But as future cities will be saddled with protecting their populations from the negative effects of climate change, they may also need to have more in common with the fortified castle towns of the middle ages than the sprawling metropolitan areas of the present day. The right strategy, once decided upon, should inform the city’s decisions regarding the type of smart city ecosystems that it wants to deploy. Cities, van Lierpop maintains, will also need to adopt a more collective approach to get good results.
A new edition of community digitalisation guru Bas Boorsma’s smart city transition roadmap A New Digital Deal: Beyond Smart Cities contains a new chapter on each of the 20 building blocks of urban community digitalisation, ranging from leadership and vision to smart regulation and community communications.
Boorsma interviewed various stakeholders for the book including heads of major city projects, representatives of large tech enterprise, academia and other key influencers. What came across from these interviews was that the time is now ripe for a digital consensus on what humanity wants to achieve with digitalisation, and how it should be facilitated in order to reap the maximum communal benefits. Without such a deal, “digital divides will expand, digital disruption will just disrupt, innovation will largely be governed by incrementalism, and societal challenges will remain under-addressed,” Boorsma concludes.
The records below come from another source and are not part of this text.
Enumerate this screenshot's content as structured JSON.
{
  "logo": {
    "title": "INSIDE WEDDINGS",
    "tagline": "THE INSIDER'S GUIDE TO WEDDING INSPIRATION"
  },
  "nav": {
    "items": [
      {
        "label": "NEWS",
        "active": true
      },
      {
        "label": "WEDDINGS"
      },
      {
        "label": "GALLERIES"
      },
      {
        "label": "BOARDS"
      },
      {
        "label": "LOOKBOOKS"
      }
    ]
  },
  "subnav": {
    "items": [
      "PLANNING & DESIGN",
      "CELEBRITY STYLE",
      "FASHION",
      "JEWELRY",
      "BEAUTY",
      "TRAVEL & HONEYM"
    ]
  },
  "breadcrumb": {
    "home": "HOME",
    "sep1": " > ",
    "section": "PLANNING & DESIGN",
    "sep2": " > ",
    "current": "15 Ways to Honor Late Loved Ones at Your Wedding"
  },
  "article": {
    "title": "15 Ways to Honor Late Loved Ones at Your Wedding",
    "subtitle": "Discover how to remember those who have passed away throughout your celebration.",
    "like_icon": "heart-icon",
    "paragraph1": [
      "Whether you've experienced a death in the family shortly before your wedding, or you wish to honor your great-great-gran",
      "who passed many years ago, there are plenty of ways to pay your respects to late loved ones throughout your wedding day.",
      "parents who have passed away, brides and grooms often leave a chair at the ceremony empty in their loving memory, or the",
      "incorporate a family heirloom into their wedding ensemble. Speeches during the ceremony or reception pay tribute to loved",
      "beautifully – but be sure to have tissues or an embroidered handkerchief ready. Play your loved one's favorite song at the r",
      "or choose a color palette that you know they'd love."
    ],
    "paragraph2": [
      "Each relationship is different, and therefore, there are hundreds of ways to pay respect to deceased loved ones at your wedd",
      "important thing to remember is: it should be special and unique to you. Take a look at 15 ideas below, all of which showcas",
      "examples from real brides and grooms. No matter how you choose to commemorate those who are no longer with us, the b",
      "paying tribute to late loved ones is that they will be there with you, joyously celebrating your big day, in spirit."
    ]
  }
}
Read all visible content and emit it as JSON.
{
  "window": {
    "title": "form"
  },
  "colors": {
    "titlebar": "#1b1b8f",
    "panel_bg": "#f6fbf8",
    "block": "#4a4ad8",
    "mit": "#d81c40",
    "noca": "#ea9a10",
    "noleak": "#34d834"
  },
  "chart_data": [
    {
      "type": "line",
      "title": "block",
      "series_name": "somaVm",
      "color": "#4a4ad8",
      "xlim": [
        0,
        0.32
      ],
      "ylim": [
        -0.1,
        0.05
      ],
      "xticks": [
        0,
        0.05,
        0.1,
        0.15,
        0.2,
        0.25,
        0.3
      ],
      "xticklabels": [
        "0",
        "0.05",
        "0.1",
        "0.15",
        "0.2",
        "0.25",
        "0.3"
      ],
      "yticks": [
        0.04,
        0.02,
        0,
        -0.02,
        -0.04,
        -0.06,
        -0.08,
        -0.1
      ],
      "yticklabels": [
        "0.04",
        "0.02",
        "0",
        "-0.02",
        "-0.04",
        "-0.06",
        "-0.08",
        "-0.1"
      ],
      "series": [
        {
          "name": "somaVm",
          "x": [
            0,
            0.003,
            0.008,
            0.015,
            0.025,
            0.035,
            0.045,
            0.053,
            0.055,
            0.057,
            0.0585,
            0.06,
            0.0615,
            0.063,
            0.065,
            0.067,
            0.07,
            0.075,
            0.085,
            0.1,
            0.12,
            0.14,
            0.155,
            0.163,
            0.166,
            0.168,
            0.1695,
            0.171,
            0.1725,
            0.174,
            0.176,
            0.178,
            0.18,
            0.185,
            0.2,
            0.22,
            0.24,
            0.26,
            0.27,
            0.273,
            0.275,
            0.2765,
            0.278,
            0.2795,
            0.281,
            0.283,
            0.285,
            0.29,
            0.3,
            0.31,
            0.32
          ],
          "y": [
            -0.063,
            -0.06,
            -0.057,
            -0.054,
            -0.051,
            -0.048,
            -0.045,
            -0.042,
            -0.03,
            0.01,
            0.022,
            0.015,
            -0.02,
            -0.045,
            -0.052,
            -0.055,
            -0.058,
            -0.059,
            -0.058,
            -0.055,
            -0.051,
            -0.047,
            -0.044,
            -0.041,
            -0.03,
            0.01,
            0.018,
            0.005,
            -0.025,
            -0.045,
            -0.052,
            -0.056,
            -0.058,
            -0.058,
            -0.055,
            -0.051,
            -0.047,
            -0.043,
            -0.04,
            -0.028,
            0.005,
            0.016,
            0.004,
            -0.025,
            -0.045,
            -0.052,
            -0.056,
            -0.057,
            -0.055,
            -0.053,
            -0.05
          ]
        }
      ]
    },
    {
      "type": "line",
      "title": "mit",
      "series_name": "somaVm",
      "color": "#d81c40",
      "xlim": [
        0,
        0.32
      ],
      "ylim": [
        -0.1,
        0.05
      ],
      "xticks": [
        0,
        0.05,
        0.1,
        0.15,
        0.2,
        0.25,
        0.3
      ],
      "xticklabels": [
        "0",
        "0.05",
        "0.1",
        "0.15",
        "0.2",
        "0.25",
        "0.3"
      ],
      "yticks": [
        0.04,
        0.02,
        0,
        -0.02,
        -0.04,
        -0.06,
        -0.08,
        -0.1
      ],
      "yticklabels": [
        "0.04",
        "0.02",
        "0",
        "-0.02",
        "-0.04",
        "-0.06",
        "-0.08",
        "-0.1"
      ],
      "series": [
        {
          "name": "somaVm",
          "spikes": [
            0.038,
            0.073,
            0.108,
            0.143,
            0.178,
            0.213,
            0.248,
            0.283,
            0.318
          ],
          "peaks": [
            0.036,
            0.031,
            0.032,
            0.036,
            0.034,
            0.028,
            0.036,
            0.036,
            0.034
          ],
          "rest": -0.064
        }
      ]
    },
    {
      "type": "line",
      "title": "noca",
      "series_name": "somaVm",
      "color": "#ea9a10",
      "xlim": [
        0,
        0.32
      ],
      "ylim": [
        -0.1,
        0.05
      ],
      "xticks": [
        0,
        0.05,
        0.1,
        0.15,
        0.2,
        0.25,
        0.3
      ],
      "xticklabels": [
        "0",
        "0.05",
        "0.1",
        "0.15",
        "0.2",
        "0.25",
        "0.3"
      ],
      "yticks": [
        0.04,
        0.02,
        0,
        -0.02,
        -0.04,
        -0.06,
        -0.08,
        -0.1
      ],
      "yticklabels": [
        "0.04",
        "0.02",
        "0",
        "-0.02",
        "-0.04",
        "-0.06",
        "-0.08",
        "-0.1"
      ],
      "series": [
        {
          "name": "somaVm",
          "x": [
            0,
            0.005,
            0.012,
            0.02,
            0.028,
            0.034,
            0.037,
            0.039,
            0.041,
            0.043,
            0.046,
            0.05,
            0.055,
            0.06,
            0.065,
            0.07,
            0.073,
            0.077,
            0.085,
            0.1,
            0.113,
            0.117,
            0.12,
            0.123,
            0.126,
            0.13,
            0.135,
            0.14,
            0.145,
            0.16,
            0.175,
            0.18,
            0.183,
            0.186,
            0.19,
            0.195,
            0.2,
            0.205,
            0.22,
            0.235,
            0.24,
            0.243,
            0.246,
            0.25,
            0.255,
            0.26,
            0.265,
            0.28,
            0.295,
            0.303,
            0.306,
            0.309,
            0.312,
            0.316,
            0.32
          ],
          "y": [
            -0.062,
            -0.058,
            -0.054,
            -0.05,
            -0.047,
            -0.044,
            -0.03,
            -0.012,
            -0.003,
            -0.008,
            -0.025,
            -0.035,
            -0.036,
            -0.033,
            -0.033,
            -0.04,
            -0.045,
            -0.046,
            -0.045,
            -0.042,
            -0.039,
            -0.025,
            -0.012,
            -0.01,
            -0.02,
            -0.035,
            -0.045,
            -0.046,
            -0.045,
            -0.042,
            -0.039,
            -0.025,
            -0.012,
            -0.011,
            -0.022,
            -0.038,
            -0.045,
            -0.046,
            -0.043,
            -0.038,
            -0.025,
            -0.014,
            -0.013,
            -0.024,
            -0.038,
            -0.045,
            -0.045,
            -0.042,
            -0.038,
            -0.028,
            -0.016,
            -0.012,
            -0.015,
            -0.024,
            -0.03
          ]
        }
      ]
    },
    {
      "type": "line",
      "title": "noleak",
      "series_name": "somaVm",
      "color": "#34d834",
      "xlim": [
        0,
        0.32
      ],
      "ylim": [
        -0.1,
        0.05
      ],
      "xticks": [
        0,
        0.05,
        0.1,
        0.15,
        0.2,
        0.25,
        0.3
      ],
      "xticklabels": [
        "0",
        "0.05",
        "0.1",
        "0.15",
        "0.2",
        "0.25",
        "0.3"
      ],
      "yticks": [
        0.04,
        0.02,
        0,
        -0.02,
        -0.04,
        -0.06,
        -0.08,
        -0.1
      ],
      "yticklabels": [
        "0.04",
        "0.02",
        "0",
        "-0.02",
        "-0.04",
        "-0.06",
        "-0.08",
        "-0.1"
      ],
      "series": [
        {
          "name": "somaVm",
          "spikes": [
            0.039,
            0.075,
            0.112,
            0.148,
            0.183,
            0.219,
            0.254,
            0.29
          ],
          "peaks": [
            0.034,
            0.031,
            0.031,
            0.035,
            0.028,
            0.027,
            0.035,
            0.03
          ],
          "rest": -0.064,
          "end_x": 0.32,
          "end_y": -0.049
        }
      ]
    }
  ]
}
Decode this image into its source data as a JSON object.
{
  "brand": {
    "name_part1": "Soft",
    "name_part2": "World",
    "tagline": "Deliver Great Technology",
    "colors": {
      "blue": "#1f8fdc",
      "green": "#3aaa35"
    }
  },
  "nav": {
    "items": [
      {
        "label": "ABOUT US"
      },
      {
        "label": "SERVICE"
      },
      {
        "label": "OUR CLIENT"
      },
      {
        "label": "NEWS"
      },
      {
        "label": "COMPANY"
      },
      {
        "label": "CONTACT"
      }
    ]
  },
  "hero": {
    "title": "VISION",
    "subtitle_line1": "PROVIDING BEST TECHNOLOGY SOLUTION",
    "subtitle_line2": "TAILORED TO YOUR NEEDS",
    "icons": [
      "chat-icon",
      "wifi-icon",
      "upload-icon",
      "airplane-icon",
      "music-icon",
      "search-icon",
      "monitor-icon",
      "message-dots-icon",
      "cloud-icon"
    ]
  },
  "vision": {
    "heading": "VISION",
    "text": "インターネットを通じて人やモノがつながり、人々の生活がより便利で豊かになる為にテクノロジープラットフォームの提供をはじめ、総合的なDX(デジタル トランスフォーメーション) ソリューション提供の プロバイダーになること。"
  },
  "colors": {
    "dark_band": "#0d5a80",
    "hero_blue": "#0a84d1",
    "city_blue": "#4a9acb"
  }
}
The book is aimed at a wide audience: politicians, civil servants, smart city programme leaders and leaders of tech start-ups or telco companies, to name a few. The revised 2020 edition has two new sections on the future of residential real estate development and management, and the impact of digitalisation and an expanded chapter on smart city pitfalls.
Source: Zita Goldman, Business Reporter